African leaders participated in the slave trade for a number of reasons. Pan-Africanism did not yet exist, so there were no strong bonds among the myriad tribes of Africa. African leaders chose, not surprisingly, to participate in the lucrative triangular trade among Africa, the West Indies, and North America.
Slavery and its concomitant slave trade existed throughout recorded history. The Greeks and the Romans practiced slavery. Therefore, the participation of African leaders was not unusual. In fact, it would have been highly surprising had the African leaders chosen not to participate in the slave trade.
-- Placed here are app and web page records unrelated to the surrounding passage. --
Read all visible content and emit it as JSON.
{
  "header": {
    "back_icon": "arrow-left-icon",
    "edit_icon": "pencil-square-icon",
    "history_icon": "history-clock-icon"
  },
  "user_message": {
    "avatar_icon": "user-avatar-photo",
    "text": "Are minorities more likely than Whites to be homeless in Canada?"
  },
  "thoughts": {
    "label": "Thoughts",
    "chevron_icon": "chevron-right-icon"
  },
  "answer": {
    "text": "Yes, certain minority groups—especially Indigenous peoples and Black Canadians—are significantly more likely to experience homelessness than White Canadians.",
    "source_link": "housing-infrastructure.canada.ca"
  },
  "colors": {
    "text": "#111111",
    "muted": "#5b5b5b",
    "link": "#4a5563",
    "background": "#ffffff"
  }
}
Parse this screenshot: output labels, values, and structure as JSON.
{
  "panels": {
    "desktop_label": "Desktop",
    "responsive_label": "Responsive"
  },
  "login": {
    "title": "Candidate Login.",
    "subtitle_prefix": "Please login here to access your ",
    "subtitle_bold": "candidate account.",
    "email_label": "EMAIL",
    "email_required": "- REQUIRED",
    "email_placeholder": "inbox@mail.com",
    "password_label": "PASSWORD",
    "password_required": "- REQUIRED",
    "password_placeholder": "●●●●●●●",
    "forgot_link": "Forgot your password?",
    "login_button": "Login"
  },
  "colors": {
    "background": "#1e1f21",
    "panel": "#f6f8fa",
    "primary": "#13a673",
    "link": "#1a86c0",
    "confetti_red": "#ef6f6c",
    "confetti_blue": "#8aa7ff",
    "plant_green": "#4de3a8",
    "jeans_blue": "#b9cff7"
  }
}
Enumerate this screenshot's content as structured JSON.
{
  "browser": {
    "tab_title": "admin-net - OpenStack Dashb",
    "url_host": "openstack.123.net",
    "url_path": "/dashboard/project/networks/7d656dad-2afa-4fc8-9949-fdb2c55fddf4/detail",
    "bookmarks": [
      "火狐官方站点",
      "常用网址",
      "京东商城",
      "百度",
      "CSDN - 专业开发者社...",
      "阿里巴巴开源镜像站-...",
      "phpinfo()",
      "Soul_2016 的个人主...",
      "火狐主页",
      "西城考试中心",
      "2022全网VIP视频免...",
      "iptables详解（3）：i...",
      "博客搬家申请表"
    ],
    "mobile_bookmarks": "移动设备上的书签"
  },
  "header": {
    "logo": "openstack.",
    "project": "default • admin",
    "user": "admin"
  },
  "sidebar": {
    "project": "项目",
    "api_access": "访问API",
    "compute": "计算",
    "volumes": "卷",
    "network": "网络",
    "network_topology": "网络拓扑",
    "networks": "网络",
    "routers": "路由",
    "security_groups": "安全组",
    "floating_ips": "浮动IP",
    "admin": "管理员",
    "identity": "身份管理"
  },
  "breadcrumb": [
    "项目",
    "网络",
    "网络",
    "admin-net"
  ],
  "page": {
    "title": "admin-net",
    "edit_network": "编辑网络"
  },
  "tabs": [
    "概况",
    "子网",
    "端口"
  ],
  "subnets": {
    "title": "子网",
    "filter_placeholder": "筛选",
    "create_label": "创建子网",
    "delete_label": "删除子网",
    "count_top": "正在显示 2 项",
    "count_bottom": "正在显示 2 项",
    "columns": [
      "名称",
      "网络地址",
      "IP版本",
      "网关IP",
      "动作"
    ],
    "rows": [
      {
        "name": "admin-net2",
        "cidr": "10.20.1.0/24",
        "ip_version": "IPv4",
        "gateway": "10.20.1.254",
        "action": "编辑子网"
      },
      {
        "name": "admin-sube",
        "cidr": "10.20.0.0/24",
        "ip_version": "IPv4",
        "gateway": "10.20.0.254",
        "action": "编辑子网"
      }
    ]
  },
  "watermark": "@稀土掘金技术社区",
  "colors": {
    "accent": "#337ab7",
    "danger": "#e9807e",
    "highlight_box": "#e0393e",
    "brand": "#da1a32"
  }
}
The African leaders did not have much of a choice. European explorers of the Age of Discovery were ruthless and brutal men. They were motivated by "gold, glory, and God." It was thought that the Bible condoned slavery, so Christians of the era both enslaved and proselytized those they met during their voyages. Whites and Indians were not good slaves, so Europeans focused on Africa for its supply of forced laborers. Also, an African chieftain who was brave enough to say "no" to Europeans risked enslavement of his own tribe or a disastrous war will well-equipped Europeans.
Third, the African slavers did not know the people they enslaved. They captured distant peoples from the interior of the vast African continent and forced them to march to the coast. Perhaps this fact made it easier for the slavers.